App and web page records
== == ==

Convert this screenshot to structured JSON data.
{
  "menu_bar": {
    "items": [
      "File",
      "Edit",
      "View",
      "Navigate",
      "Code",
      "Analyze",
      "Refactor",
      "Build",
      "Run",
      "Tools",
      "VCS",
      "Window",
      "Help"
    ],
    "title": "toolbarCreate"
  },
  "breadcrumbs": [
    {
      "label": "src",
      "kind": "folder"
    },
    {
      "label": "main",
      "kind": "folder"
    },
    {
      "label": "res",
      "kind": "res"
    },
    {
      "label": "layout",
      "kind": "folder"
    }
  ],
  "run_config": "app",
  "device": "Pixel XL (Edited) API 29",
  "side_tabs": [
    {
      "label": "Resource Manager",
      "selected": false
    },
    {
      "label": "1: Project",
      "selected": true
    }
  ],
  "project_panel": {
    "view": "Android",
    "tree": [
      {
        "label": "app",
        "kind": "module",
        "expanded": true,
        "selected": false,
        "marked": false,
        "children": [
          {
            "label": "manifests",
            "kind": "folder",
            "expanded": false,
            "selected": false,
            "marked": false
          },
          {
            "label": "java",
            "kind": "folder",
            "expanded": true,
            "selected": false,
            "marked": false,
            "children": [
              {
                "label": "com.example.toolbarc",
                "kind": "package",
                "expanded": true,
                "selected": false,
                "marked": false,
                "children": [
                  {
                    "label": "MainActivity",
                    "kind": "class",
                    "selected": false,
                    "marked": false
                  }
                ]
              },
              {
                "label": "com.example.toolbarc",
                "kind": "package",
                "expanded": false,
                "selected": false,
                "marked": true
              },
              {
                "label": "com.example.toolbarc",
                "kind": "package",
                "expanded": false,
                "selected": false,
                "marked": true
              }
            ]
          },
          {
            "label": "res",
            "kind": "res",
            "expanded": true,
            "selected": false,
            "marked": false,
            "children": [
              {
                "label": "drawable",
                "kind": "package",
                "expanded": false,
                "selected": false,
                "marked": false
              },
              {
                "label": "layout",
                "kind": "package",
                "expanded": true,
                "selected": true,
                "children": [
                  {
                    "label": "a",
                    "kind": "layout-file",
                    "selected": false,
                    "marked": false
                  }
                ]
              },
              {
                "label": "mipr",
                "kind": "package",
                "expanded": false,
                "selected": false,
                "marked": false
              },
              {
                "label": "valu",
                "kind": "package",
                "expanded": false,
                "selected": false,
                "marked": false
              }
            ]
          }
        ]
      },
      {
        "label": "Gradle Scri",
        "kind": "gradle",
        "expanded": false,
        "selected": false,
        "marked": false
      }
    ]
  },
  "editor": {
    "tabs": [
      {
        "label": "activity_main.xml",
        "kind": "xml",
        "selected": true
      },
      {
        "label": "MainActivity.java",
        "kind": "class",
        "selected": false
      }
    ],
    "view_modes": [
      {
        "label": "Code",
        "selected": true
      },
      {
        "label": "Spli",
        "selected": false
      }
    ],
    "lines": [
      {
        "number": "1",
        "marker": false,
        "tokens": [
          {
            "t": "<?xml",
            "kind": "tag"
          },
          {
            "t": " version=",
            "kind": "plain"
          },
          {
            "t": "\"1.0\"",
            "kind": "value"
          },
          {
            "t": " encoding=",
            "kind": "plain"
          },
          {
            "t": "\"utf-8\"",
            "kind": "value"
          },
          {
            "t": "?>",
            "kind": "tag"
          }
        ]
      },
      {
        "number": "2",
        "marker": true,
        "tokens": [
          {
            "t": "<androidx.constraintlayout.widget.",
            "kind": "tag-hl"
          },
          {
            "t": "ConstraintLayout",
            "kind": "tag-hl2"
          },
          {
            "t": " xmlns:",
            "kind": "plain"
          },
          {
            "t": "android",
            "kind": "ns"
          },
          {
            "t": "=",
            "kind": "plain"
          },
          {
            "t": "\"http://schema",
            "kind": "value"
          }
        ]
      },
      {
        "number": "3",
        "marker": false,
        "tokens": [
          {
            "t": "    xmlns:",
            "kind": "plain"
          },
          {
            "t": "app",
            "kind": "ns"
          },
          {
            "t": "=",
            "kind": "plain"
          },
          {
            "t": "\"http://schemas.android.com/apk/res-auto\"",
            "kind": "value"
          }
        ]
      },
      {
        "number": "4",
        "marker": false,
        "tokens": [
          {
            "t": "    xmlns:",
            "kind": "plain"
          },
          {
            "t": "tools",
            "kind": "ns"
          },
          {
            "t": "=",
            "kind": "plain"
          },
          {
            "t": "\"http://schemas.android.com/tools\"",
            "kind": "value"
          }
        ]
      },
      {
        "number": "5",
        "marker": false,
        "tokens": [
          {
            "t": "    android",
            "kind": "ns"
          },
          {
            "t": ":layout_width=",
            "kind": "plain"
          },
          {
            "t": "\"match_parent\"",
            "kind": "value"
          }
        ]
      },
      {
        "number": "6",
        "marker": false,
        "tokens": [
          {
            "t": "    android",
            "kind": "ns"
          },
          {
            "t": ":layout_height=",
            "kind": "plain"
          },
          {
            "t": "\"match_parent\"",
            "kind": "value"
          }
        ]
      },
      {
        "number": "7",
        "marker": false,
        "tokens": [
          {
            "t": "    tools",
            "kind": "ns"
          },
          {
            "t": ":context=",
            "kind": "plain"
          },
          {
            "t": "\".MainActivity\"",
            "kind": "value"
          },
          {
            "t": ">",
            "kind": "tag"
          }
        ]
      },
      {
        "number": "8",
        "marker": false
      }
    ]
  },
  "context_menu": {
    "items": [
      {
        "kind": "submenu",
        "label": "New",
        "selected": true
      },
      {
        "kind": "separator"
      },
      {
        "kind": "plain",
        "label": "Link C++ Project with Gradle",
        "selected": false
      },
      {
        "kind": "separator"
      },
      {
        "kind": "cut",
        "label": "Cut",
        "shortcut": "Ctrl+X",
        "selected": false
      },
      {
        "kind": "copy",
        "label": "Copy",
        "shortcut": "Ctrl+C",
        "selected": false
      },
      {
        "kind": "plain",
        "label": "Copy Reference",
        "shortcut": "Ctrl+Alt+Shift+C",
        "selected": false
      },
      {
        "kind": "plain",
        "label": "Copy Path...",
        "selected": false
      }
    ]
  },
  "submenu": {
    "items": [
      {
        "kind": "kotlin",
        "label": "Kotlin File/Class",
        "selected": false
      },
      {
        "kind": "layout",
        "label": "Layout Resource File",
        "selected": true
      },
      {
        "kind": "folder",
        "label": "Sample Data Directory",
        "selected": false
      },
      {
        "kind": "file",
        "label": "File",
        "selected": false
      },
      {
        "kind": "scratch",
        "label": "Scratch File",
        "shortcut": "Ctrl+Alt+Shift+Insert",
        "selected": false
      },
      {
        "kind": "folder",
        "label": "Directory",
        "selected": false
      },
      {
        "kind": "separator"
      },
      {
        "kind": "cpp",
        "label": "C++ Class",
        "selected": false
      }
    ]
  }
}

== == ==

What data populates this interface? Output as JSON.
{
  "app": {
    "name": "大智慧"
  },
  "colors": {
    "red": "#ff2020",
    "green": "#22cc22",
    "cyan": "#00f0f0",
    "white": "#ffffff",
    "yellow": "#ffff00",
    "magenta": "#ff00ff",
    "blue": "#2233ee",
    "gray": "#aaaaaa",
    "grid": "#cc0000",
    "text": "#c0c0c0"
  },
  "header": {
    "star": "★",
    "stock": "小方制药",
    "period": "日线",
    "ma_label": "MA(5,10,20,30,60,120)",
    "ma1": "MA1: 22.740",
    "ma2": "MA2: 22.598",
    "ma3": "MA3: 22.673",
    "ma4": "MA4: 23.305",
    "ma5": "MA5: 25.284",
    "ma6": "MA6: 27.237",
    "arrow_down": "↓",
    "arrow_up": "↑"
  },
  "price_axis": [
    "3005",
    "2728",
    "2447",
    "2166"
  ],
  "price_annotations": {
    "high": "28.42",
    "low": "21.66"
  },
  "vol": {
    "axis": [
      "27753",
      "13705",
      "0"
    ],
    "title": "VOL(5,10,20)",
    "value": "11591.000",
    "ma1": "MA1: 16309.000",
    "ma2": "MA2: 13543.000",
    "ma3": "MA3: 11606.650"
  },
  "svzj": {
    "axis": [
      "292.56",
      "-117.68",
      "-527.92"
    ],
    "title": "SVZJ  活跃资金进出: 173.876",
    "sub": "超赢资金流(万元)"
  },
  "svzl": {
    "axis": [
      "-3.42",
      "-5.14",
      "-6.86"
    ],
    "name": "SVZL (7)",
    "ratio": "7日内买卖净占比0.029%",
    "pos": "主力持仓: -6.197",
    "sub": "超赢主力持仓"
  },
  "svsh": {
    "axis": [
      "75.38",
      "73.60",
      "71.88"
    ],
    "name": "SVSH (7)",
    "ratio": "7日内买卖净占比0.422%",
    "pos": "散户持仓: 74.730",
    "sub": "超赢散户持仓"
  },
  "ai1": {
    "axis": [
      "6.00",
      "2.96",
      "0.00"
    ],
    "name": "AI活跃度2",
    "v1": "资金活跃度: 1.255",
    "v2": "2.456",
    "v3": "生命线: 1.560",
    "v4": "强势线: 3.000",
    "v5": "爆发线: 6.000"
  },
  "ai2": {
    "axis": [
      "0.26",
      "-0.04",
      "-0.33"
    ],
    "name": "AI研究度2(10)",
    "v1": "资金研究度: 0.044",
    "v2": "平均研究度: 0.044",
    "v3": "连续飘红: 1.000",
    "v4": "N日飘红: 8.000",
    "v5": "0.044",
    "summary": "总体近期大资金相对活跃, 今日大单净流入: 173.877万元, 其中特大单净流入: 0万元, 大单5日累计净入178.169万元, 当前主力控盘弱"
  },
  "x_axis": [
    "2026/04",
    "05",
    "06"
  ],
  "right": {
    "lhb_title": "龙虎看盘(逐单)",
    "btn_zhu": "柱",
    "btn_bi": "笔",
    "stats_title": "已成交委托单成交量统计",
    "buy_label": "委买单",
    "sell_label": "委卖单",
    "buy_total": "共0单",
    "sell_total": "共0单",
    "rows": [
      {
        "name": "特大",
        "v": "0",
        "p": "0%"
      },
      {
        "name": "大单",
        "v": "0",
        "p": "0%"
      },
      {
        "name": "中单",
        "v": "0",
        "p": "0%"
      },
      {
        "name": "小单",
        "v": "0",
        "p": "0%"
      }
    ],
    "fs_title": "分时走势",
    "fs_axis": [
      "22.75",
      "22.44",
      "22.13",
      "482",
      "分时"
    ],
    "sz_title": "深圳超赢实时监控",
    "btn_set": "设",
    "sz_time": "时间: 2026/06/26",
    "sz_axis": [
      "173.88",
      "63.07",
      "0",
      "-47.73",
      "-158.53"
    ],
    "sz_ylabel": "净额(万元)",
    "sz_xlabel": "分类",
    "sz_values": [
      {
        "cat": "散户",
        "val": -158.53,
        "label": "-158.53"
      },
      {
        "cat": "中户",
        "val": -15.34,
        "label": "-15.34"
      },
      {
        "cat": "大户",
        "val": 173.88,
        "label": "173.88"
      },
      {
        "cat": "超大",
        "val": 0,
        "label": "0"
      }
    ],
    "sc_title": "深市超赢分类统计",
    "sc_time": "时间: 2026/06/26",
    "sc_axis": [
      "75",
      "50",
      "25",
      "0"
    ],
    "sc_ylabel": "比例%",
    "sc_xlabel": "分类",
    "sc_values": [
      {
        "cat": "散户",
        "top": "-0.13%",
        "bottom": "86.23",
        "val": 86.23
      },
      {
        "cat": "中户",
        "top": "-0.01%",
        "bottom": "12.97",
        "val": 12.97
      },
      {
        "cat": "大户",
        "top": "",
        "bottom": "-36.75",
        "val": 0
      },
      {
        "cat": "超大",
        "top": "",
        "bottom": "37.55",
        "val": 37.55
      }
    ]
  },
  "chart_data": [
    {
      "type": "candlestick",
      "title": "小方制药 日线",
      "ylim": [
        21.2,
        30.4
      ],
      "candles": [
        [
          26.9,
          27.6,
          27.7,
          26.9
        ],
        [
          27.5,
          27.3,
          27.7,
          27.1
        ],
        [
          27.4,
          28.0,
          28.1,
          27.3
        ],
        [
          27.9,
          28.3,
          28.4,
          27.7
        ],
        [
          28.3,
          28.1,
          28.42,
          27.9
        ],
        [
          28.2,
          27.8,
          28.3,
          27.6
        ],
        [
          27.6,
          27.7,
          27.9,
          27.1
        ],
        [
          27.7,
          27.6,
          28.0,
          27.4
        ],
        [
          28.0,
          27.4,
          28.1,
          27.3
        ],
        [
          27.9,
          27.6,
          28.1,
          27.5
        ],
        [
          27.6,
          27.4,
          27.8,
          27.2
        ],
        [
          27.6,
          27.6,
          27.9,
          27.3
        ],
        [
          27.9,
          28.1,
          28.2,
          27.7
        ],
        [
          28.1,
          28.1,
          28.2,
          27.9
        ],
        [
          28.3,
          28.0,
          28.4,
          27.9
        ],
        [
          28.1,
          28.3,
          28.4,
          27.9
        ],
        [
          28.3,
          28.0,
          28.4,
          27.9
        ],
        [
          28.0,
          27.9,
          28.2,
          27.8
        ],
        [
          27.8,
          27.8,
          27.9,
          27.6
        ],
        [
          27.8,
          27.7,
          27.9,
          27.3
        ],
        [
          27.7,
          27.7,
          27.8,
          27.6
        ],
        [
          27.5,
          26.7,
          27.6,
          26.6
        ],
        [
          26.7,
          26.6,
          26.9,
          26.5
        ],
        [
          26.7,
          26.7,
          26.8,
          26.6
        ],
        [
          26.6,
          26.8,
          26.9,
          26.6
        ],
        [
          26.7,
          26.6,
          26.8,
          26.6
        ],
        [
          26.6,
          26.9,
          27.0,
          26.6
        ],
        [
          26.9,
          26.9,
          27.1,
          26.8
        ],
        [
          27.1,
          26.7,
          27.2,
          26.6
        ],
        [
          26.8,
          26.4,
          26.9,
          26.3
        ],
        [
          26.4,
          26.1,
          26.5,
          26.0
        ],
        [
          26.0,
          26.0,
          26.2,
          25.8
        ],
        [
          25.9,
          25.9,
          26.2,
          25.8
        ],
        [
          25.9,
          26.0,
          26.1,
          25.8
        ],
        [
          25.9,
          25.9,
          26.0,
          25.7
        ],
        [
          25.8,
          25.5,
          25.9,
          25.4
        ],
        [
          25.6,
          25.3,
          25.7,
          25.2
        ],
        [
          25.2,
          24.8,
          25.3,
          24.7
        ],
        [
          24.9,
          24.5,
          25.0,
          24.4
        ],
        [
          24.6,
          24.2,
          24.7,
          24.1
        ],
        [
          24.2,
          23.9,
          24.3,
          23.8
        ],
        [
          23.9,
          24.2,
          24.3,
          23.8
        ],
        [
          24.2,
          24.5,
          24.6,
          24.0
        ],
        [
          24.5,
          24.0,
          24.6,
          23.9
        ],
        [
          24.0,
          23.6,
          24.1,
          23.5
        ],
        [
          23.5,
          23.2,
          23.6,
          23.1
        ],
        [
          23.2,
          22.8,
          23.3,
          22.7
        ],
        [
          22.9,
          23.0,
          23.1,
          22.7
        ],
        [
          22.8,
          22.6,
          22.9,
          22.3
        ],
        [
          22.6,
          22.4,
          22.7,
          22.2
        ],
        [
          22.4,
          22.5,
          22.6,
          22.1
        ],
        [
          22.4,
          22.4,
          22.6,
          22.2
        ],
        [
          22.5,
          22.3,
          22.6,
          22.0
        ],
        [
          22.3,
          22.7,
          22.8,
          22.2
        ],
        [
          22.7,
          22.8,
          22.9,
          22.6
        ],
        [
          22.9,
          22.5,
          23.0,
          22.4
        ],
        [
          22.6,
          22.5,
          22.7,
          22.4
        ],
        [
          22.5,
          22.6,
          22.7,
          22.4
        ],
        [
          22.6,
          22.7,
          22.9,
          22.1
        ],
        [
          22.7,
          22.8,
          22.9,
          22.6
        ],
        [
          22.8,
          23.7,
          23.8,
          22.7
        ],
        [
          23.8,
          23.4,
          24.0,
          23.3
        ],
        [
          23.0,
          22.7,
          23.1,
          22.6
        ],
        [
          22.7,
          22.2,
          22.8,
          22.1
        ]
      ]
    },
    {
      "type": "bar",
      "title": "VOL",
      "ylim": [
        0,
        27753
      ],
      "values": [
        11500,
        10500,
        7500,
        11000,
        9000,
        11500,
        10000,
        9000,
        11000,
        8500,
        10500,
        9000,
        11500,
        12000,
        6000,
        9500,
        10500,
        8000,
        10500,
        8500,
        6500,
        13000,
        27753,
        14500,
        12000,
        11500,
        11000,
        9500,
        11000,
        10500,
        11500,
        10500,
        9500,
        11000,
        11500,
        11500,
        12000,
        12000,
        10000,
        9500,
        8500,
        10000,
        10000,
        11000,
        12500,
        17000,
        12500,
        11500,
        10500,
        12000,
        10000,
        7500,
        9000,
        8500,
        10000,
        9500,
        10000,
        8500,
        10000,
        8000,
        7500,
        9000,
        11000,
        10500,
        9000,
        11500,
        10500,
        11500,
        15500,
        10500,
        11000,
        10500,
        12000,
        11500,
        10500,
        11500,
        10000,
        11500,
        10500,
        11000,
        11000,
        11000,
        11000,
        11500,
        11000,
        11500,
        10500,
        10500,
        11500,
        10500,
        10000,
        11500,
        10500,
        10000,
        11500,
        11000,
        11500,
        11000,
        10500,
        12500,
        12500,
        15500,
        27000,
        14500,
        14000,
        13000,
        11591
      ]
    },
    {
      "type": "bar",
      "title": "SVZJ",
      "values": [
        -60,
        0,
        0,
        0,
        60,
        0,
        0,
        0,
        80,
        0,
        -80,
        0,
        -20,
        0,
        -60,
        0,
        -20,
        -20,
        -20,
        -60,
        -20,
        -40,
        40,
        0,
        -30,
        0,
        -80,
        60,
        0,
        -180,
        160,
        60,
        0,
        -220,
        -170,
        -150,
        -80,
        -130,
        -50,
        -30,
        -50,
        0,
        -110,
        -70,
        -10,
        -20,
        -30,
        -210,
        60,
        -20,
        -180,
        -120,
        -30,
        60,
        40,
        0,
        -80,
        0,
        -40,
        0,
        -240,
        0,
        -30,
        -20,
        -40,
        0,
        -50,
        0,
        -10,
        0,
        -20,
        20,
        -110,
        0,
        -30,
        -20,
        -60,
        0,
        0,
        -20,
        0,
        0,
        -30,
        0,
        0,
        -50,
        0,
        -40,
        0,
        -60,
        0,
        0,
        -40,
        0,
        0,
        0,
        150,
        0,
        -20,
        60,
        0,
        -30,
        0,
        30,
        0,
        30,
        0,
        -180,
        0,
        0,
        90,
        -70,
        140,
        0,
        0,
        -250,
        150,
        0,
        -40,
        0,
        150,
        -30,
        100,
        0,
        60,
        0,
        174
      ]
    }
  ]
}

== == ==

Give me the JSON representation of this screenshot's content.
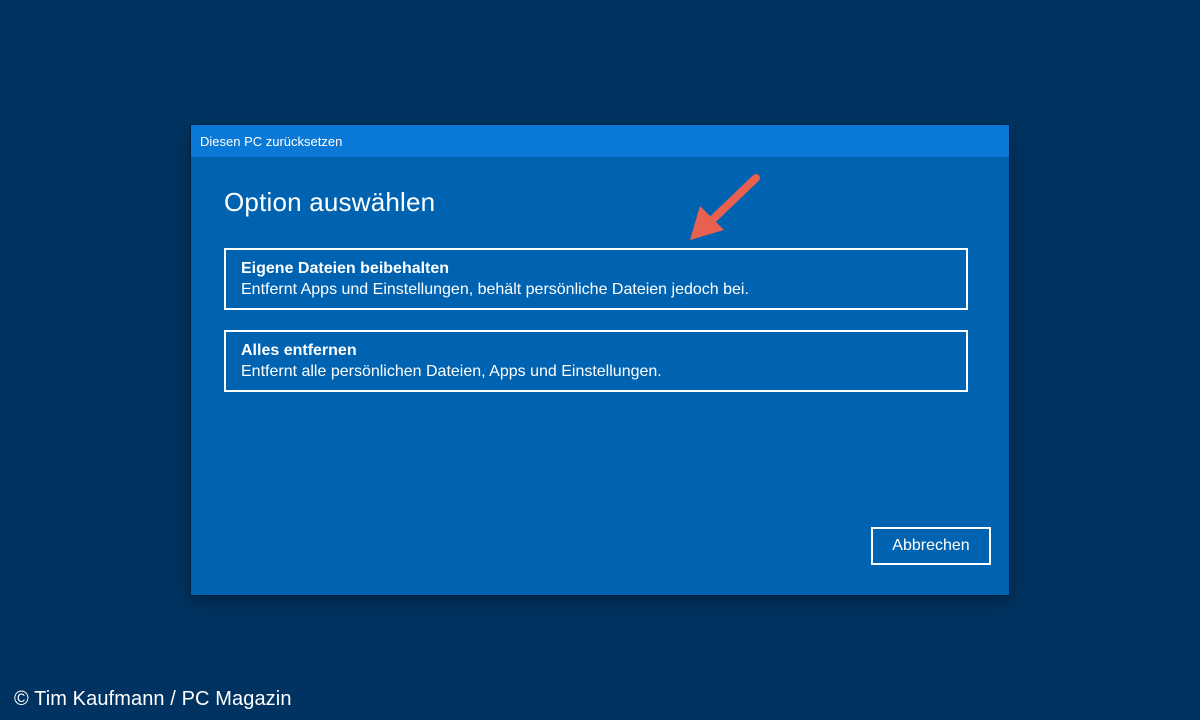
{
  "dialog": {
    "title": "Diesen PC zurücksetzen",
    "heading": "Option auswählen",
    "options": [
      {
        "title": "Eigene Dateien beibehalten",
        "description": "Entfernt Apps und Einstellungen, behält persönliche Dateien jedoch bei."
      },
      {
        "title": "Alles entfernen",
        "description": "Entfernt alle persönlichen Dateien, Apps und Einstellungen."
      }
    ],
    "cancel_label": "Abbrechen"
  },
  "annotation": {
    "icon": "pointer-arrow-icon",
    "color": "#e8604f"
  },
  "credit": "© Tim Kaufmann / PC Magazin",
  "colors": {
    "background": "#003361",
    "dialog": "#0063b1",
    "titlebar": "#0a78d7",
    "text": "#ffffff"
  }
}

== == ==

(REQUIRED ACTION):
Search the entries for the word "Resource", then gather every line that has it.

(SOLVED EXERCISE):
      "label": "Resource Manager",
        "label": "Layout Resource File",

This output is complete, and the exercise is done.